“The reason we shouldn’t have digital as a specialism, or a word even, is that it’s at the core of what we do. How can we separate whether I communicate to you via a piece of video that I broadcast on your TV screen or when you go to YouTube or Facebook? We have created something that is really silly.”

He says this results in marketers separating out content on TV as coming from a traditional agency, a slightly shorter version on YouTube as digital and the same thing on Facebook as social.

“It’s nonsense,” he says. “We need to figure out how we engage with people.”

“It’s happening today with things like data and analytics. It’s absolutely what I would call the incubator. There’s so much going on; you have units and analysts doing fantastic work but it needs to come back into the core of what you do.

“Because you need to know how you’re going to target people in different places you need to have the data and analytics and the insights in the future at the core of what you do because it’s going to drive the creative and the messaging. It’s going to drive the channels by which you communicate, so if you have the philosophy that it’s a specialism then you create a whole new block of agencies and we create a really fundamental mistake.”

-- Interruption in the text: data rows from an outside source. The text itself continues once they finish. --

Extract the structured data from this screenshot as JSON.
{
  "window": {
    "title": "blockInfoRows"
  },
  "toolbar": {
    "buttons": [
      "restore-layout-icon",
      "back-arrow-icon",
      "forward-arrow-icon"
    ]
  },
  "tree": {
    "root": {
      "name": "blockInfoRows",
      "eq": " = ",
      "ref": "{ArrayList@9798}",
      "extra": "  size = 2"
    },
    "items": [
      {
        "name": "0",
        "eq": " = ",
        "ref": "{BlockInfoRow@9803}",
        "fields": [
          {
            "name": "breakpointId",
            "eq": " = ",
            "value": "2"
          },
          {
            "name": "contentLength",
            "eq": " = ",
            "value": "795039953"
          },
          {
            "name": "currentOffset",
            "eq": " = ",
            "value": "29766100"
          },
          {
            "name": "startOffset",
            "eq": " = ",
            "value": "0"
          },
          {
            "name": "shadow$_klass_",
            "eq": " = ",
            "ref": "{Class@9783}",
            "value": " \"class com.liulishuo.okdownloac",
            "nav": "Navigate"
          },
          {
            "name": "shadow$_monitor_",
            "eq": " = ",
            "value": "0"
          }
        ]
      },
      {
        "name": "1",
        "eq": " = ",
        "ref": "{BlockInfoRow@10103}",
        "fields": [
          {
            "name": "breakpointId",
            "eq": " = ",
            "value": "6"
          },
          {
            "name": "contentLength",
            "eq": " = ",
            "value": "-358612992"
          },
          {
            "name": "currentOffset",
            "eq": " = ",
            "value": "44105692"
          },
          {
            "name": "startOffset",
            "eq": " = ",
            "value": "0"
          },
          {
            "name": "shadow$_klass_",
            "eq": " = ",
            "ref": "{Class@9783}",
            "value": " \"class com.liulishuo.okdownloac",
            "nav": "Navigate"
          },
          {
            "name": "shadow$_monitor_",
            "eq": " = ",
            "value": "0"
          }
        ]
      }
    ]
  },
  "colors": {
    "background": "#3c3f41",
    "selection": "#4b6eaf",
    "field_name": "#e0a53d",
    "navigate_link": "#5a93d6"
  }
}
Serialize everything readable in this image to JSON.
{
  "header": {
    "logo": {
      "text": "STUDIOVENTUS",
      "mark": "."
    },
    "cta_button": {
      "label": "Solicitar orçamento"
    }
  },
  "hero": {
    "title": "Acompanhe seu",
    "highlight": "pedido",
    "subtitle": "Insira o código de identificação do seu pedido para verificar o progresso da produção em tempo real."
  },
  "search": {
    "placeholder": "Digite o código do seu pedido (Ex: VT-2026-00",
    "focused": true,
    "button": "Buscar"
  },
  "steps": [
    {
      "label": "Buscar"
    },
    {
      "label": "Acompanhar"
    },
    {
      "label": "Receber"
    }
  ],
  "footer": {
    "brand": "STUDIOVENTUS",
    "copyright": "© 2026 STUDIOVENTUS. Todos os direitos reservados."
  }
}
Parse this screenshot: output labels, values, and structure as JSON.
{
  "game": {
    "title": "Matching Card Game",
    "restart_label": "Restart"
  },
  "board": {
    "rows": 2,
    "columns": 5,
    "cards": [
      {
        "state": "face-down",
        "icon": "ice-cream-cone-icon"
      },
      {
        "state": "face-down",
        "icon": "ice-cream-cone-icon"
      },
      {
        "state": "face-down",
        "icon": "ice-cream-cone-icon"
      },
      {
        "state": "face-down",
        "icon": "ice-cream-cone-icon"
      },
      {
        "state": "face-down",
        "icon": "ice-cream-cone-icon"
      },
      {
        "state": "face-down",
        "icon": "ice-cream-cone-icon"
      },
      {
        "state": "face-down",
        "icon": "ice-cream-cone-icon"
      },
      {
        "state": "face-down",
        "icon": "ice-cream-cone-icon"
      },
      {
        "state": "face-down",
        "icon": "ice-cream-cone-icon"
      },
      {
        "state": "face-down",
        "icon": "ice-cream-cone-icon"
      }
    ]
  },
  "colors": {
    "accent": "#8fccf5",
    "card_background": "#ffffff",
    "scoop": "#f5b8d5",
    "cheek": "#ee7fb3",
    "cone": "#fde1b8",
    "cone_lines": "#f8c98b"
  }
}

De Vries is the latest high profile marketer to question the agency model. P&G’s chief brand officer Marc Pritchard said in March that he wants to disrupt the “archaic Mad Men model” by cutting out the layers of complexity he believes exist within the current set-up.